What the task requires →
What is needed is a copy of each line in the listing below that contains "Disable".

Data shown →

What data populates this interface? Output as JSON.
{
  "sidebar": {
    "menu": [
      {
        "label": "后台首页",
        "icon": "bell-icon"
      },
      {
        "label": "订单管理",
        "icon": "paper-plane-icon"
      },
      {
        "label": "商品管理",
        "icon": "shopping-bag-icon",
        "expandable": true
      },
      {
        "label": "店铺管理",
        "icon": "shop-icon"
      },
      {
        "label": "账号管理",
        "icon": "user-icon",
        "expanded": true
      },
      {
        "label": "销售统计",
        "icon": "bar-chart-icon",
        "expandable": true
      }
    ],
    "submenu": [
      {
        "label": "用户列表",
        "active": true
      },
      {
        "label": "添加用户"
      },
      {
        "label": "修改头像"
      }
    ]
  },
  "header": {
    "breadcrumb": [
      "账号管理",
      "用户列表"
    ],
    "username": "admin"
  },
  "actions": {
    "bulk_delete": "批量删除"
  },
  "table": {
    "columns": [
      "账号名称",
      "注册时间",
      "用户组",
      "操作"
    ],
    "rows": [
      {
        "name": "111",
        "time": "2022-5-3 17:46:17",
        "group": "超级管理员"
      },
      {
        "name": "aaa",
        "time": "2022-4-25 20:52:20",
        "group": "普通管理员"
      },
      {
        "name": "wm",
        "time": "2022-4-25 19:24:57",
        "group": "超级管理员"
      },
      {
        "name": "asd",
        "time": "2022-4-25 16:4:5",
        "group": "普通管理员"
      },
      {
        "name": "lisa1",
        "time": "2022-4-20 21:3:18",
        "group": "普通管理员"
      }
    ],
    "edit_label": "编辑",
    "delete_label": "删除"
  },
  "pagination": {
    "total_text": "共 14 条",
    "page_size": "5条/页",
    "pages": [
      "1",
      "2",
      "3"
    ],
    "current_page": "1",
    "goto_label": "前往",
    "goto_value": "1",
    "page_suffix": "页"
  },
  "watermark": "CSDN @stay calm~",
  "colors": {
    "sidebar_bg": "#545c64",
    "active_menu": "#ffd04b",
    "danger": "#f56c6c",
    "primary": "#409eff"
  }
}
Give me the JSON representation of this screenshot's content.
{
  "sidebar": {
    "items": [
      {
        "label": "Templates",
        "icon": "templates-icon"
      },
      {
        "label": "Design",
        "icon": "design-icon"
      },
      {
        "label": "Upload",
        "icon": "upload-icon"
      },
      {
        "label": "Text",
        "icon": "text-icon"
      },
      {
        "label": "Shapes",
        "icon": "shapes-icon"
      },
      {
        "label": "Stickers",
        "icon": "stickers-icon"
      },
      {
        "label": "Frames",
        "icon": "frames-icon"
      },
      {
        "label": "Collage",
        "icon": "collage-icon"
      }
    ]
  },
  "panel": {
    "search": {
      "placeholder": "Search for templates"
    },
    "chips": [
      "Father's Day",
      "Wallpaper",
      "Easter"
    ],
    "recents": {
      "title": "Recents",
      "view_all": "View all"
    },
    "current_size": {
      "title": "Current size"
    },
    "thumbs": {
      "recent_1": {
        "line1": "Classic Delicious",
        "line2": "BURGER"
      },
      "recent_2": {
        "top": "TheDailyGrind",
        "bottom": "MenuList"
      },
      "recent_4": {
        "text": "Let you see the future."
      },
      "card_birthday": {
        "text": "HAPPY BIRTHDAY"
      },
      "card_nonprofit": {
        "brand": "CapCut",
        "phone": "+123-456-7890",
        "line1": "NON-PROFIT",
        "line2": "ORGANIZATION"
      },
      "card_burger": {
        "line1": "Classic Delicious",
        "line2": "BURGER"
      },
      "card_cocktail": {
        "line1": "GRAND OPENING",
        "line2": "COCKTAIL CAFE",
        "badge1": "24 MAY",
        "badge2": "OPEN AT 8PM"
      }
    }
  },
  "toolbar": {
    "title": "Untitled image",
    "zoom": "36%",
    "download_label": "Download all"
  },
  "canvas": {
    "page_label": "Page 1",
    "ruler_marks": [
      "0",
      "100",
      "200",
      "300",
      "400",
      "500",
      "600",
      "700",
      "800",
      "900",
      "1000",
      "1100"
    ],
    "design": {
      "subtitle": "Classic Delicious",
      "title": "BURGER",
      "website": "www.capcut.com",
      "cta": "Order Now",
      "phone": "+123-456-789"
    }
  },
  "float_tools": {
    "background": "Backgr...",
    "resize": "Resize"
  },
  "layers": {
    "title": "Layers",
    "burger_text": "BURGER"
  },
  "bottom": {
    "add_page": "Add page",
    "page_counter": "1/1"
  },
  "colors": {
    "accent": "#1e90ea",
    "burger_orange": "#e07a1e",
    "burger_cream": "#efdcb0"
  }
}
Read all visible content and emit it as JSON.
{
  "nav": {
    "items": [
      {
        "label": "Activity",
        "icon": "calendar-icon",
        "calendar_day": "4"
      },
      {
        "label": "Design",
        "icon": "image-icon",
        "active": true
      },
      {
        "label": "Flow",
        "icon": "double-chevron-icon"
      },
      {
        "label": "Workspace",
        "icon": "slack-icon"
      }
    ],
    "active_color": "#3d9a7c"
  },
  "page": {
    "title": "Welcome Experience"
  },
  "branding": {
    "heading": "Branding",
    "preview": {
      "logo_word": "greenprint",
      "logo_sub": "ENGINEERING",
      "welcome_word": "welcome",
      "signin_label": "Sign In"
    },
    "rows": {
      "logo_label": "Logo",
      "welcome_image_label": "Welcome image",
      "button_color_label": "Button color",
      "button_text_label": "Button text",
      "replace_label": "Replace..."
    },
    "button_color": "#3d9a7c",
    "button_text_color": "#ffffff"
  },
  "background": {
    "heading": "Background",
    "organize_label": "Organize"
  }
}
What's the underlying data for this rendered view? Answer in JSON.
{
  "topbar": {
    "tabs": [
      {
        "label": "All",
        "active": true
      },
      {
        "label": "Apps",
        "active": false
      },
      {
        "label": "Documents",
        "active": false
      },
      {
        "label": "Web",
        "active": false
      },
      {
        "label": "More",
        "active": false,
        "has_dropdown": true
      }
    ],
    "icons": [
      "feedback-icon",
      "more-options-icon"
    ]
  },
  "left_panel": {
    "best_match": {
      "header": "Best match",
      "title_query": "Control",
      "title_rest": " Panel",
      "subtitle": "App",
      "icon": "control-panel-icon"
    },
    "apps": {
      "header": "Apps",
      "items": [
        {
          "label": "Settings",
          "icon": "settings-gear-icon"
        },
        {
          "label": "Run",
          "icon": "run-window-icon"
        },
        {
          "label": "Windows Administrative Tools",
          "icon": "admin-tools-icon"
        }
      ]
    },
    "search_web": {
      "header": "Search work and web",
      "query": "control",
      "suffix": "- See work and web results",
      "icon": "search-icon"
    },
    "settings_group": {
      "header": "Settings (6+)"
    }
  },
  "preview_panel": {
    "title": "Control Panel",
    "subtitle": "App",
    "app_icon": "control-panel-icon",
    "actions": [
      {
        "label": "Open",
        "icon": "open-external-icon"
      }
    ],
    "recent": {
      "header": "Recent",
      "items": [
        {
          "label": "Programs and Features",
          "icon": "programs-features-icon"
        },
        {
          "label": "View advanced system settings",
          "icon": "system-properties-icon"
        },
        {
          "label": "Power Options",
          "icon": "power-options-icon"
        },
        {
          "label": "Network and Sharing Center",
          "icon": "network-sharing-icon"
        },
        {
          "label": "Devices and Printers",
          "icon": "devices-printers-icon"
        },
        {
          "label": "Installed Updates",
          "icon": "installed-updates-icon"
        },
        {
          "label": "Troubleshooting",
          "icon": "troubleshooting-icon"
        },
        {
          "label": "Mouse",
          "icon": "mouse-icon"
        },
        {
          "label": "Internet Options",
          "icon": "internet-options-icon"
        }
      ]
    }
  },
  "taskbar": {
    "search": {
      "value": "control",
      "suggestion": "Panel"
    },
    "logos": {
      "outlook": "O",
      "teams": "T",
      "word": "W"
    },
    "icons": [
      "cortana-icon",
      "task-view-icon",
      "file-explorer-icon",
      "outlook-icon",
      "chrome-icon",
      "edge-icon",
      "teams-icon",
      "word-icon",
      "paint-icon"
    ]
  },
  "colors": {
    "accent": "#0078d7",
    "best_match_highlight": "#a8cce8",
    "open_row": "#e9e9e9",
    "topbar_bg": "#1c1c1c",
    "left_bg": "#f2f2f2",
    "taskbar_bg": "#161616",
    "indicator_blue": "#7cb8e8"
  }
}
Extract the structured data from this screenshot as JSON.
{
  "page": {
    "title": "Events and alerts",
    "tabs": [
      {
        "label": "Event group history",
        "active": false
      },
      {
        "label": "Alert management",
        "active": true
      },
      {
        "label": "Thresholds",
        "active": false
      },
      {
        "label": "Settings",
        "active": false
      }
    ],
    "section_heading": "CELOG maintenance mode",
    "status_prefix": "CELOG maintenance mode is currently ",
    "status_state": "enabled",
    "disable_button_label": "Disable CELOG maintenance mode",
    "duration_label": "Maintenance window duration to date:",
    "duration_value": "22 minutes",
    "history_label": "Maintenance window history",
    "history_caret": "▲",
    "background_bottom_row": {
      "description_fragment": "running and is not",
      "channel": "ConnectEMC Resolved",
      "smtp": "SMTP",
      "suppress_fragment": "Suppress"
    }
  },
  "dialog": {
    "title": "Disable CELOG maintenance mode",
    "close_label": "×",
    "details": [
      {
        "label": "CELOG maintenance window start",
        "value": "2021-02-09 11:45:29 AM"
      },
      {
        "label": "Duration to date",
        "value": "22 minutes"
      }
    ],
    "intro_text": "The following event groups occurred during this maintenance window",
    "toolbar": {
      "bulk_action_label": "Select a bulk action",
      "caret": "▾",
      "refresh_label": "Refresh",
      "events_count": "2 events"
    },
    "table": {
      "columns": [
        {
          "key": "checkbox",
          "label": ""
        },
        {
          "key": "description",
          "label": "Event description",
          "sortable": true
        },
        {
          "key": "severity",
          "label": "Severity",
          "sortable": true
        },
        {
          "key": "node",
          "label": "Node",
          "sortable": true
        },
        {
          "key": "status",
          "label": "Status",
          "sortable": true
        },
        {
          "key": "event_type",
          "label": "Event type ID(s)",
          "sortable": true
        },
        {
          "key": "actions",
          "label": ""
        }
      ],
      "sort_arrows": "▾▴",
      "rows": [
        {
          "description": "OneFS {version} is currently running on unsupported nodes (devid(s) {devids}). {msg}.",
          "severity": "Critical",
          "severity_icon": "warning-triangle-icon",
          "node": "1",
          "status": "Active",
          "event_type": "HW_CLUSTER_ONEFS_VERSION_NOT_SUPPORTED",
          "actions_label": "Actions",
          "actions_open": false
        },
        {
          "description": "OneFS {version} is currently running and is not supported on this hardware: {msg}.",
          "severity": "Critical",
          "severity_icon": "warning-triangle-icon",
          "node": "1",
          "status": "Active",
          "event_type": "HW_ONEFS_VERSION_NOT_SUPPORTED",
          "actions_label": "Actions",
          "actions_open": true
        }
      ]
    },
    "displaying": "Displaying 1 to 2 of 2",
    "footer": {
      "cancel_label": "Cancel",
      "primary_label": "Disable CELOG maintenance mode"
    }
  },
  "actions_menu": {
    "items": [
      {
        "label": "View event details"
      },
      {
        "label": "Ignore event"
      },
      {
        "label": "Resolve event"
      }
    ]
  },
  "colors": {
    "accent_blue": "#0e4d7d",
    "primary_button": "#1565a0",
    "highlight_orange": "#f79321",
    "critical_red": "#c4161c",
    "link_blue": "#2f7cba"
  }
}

Written answer →
    "disable_button_label": "Disable CELOG maintenance mode",
    "title": "Disable CELOG maintenance mode",
      "primary_label": "Disable CELOG maintenance mode"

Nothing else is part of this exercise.